For the second year in a row, WPI took home top honors in last week’s International Robotic Sailing Competition SailBot 2018.
With a total of 43.4 points (a second-place entry from Maryland’s Broadneck High School garnered 34.6 points), WPI’s SailBot team came in first in three of the five challenges it scored in and second place in the other two, says Ken Stafford, co-advisor to the WPI team, avid sailor, and professor of robotics engineering.
WPI’s win caps off a year of intense work on the team’s vessel and robotic operations. A combination of instinct, intuition, and knowledge helps sailors navigate through all kinds of unpredictable conditions. Roboticists, on the other hand, rely on extensive computations and calculations to make their robots move.
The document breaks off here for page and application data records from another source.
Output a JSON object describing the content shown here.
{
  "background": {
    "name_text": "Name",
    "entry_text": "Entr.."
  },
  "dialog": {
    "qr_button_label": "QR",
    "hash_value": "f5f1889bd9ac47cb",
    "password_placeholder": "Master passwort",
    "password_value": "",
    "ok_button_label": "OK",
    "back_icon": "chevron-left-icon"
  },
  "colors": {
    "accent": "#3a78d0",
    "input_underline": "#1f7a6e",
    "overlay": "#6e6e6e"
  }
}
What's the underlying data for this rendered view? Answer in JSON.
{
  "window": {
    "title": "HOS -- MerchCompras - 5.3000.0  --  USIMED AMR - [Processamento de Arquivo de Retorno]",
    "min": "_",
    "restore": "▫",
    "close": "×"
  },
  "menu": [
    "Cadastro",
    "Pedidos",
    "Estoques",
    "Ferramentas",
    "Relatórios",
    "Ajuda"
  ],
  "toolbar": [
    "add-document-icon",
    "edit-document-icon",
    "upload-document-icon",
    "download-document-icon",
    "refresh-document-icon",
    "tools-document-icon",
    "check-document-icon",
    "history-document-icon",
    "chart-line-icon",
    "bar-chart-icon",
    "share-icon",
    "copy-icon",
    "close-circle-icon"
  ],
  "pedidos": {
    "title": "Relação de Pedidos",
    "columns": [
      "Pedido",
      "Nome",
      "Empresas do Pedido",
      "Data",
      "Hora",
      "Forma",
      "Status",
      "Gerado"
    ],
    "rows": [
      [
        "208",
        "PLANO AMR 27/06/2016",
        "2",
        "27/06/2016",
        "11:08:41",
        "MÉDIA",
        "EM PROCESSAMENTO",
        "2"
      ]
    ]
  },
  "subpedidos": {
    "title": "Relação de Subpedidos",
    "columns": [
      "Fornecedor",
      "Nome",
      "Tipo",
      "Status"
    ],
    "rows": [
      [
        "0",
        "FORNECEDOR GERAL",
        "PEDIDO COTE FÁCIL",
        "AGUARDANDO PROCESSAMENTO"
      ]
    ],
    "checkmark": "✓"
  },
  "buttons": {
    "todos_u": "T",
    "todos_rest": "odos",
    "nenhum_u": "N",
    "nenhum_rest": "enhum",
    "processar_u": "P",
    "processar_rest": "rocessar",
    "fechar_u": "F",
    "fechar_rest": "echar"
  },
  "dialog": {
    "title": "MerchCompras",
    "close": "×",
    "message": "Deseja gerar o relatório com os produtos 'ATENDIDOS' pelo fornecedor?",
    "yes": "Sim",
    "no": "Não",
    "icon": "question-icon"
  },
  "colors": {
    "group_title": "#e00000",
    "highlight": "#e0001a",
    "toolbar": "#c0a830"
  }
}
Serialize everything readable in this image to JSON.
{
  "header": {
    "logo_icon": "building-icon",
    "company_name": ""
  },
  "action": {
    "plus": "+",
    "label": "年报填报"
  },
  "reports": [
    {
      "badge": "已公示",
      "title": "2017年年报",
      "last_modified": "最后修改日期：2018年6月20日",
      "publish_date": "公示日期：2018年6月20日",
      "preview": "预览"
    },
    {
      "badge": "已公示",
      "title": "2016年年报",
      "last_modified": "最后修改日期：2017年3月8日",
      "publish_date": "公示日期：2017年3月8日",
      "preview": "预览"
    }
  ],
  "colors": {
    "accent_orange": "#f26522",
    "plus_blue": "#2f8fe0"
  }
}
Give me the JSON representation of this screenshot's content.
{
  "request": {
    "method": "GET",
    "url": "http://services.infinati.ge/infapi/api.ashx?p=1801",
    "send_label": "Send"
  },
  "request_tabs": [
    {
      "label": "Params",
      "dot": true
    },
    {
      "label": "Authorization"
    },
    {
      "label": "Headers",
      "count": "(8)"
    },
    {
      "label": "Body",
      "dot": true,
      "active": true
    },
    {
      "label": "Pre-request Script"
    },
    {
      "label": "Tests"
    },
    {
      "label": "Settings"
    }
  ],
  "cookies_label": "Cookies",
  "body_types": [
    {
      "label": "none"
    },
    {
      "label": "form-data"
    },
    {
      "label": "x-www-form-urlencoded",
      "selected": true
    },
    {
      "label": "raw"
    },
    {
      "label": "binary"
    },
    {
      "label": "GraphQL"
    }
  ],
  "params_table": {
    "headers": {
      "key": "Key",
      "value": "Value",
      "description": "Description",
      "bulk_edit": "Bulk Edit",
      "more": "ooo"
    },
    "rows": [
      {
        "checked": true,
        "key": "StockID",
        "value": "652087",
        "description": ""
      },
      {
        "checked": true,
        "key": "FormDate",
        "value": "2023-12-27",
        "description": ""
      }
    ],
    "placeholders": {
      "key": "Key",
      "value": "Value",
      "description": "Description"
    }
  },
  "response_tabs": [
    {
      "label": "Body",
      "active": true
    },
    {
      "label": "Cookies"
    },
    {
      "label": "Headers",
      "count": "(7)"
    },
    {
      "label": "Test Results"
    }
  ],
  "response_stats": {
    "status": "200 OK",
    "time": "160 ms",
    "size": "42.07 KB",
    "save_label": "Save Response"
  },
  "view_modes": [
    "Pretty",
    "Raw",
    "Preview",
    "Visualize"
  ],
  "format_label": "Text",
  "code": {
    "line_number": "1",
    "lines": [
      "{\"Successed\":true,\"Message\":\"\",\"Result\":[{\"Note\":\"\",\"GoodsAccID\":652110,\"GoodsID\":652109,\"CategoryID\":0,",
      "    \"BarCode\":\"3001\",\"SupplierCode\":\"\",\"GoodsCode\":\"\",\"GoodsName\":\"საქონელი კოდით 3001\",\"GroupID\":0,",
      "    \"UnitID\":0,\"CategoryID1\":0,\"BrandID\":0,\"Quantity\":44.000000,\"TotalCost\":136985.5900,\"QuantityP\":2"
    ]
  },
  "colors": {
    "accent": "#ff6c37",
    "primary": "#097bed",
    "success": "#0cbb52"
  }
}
SailBot requires both skill sets to maneuver unmanned boats through a series of races and challenges.
The competitors in the 12th annual event, held this year from June 11 to 15, hail from all over North America. Teams put their vessels through the paces of both remote-controlled and autonomous races to bring home the coveted trophy.
The name of the game at SailBot is unpredictability. “You are at the whim of what Mother Nature’s going to throw at you every day,” says William Michalson, professor of electrical and computer engineering and one of the faculty advisors to WPI’s SailBot entry. And while the boat is designed to withstand up to 2-foot seas and 20-knot winds, they would rather not have to.
This is WPI’s third year of participating and last year’s team came in first in SailBot 2017 in Annapolis, Md. Because of that win, WPI hosted this year’s event at Regatta Point Community Sailing at Lake Quinsigamond.
Riding the Wave of Victory
WPI’s SailBot team appreciated the thrill of victory last year, but they still wanted to make a better boat. To that end, they hit the water with an entirely new vessel and incorporated everything from working with fiberglass to coding to sailing knowledge. The testing and restructuring is an important part of the process, says Michalson. “When something goes wrong, the instinct might be to fix the surface,” he says. “As an advisor, I always say, ‘Let’s answer the question of why did something break?’ That analysis is not trivial.”
Connections to real-world problems reinforce the methods of the WPI Plan. “It’s the application of what we are learning in class on the real world,” says Jordan Burklund, who. like his teammates, recently graduated. “It’s figuring out why things are the way they are.”
Stafford believes team members need to be sailors and engineers, so many of them have taken his sailing PE class at least once. “It’s important to understand the physics associated with sailing,” Stafford says. “When you steer a wheel straight on a car, the car goes straight; but not a sailboat. Then there are the complexities of robotics control. You can’t just set it and forget it.”
Team members can operate the boat remotely from shore, but in many events, the boat operates autonomously. “The complexity of this project forced us to go beyond what we learned in class,” says Hans Johnson.
The vessels aren’t just for pure fun—they are developed with the potential to be used eventually in open waters for oceanographic research purposes including ocean surveillance and pollution monitoring. The constant tweaks and changes get the boats even closer to larger uses. As teams realize ways to improve performance, they make adjustments—both to the structure and to the electronics—to help that along. James Kuszmaul says each piece makes a difference. “Some of the code is the same this year," he says, "but we changed most of it.”
Team member Liam Shanahan says his mechanical engineering degree came in handy, but it was his sailing experience that really gave him perspective on SailBot. Combined with his teammates’ knowledge, they drew on each other’s strengths. When Shanahan joined the team, he was especially curious to see how his teammates, who identify as roboticists first, handled some of the challenges. “I focused on the boat itself,” he says. “They focused on making a high-performance robot, but not necessarily a high-performance sailboat. I concentrated on getting a high-performance sailboat.”
SailBot includes races that pit teams against their own personal times and others where teams compete to win. Other matches include fleet races; a station-keeping challenge; precision navigation tests; payload, collision, avoidance, search tests; and an hours-long endurance challenge. Open to those from secondary schools, undergraduate programs, and graduate programs, and to individuals and company teams, this year’s teams were from North America, but previous years’ competitors have come from as far away as Wales and Brazil.
With a robotic sailing vessel, the marine challenges add complexity, but also a nuance that isn’t generally found in the more rough-and-tumble robotics competitions. “Lots of us like it because it’s more elegant and looks more ergonomic,” says Shanahan. “It’s not BattleBots.”
For many students, this connection between the technical and the natural worlds is new. “It’s cool to combine what I am passionate about—the sailing and the robotics,” says Shanahan. “I didn’t think it was possible until I heard about this project.”
- By Julia Quinn-Szcesuil